Trump also pardoned four former contractors for the security firm Blackwater — Nicholas Slatten, Paul Slough, Evan Liberty, and Dustin Heard — who were convicted in connection with the killing of Iraqi civilians in a 2007 incident that's become known as the Nisour Square massacre. Three of the private security contractors were convicted of manslaughter and one other, Slatten, was convicted of first-degree murder and has been serving a life sentence without parole.
Fox News host and Trump confidant Pete Hegseth specifically encouraged these pardons. Erik Prince, the founder of Blackwater, is the brother of Secretary of Education Betsy DeVos.
The president also pardoned former campaign aide George Papadopoulos, who pleaded guilty to lying FBI agents during the investigation into Russian interference in the 2016 election, and Alex van der Zwaan, who lied to Special Counsel Robert Mueller’s investigators during the investigation.
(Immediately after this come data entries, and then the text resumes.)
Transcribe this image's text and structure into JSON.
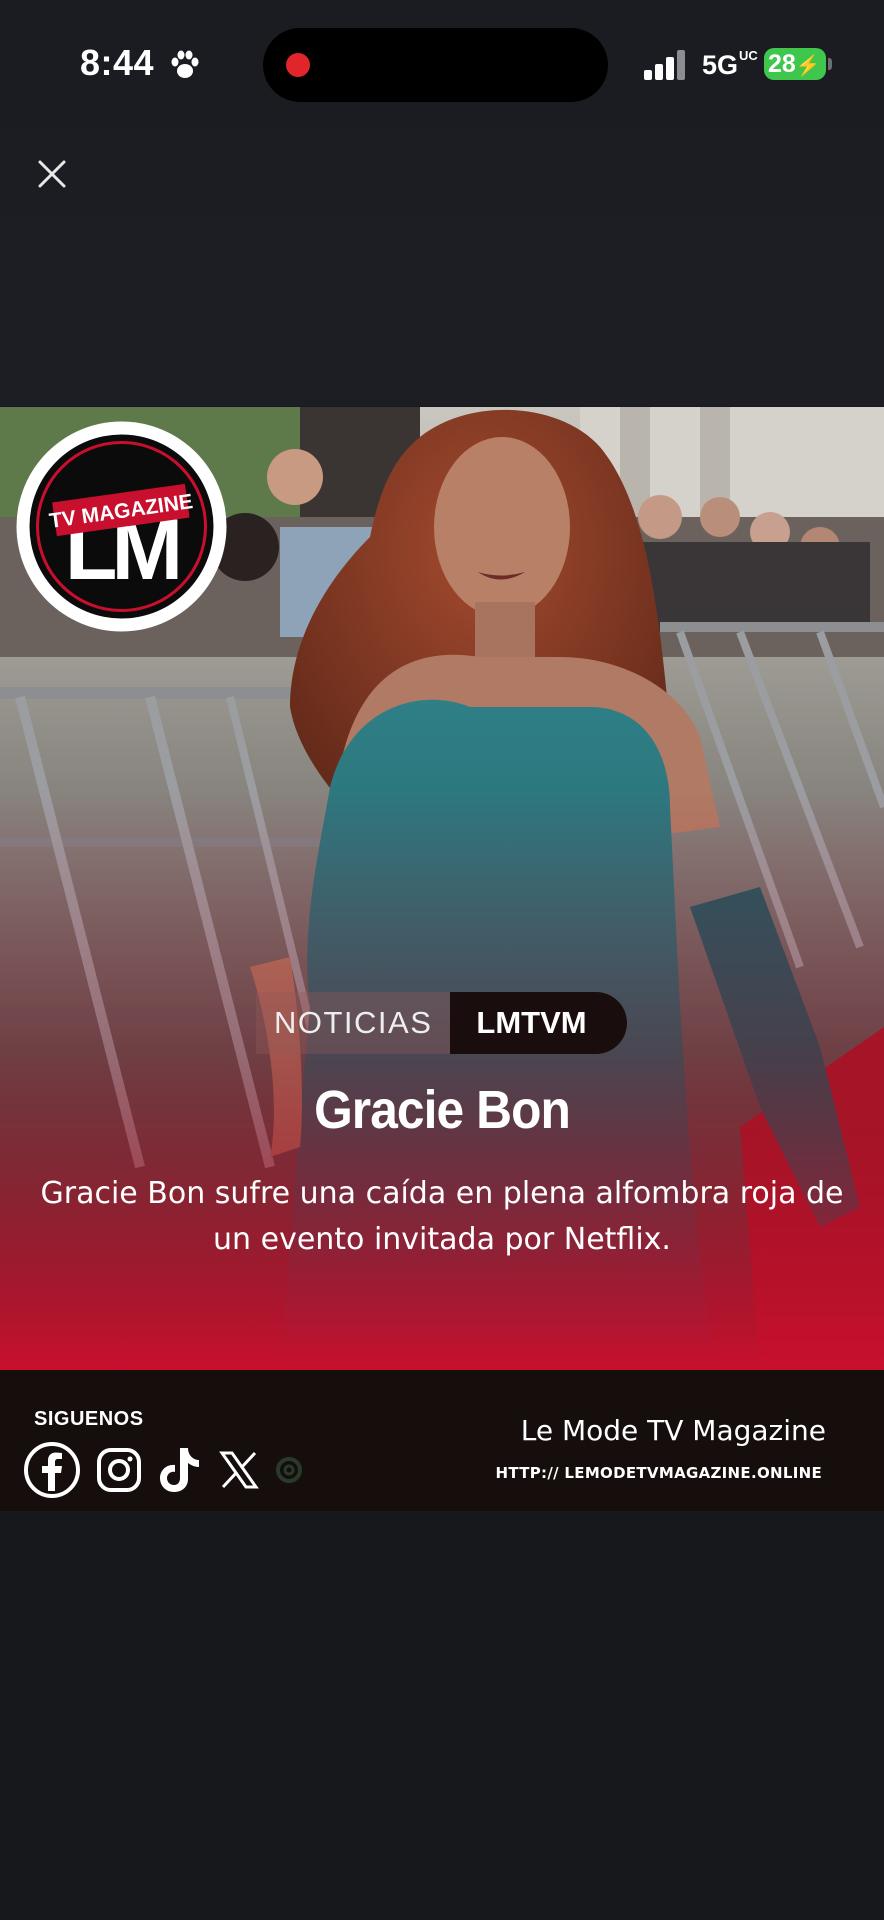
{
  "status_bar": {
    "time": "8:44",
    "network": "5G",
    "network_suffix": "UC",
    "battery": "28",
    "battery_color": "#3fc74d",
    "recording_color": "#e0262b"
  },
  "viewer": {
    "close_icon": "close-icon"
  },
  "post": {
    "logo": {
      "top_text": "TV MAGAZINE",
      "letters": "LM"
    },
    "tag_category": "NOTICIAS",
    "tag_brand": "LMTVM",
    "headline": "Gracie Bon",
    "summary": "Gracie Bon sufre una caída en plena alfombra roja de un evento invitada por Netflix.",
    "accent_color": "#c8102e"
  },
  "footer": {
    "follow_label": "SIGUENOS",
    "social_icons": [
      "facebook-icon",
      "instagram-icon",
      "tiktok-icon",
      "x-icon",
      "threads-icon"
    ],
    "brand_name": "Le Mode TV Magazine",
    "url": "HTTP:// LEMODETVMAGAZINE.ONLINE"
  }
}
Trump also commuted the sentences of two women convicted of nonviolent drug crimes at the urging of Alice Johnson, whose own sentence the president commuted in 2018 with the help of Kim Kardashian West.
Trump has previously pardoned other allies, including Michael Flynn, his former national security adviser, and political operative Roger Stone. Flynn had pleaded guilty to lying to the FBI during the Russia investigation in 2017, and Stone was convicted on seven felony charges by a federal jury in 2019 including lying to Congress, obstruction, and witness tampering.
Though a president granting clemency to felons is not unusual, Trump’s pardons have largely involved his own allies.
He is expected to make more pardons in the last few weeks of his presidency, and has allegedly discussed preemptive pardons for his family members and personal attorney Rudy Giuliani. As of Wednesday, President Trump has granted more than three dozen pardons — including that of late suffragist Susan B. Anthony and controversial former Maricopa County Sheriff Joseph M. Arpaio — and commuted more than 20 people’s sentences. Those figures are far less than those of his predecessors, according to the Pew Research Center.
Shelby Vaculin & Natalie Daher contributed to this report.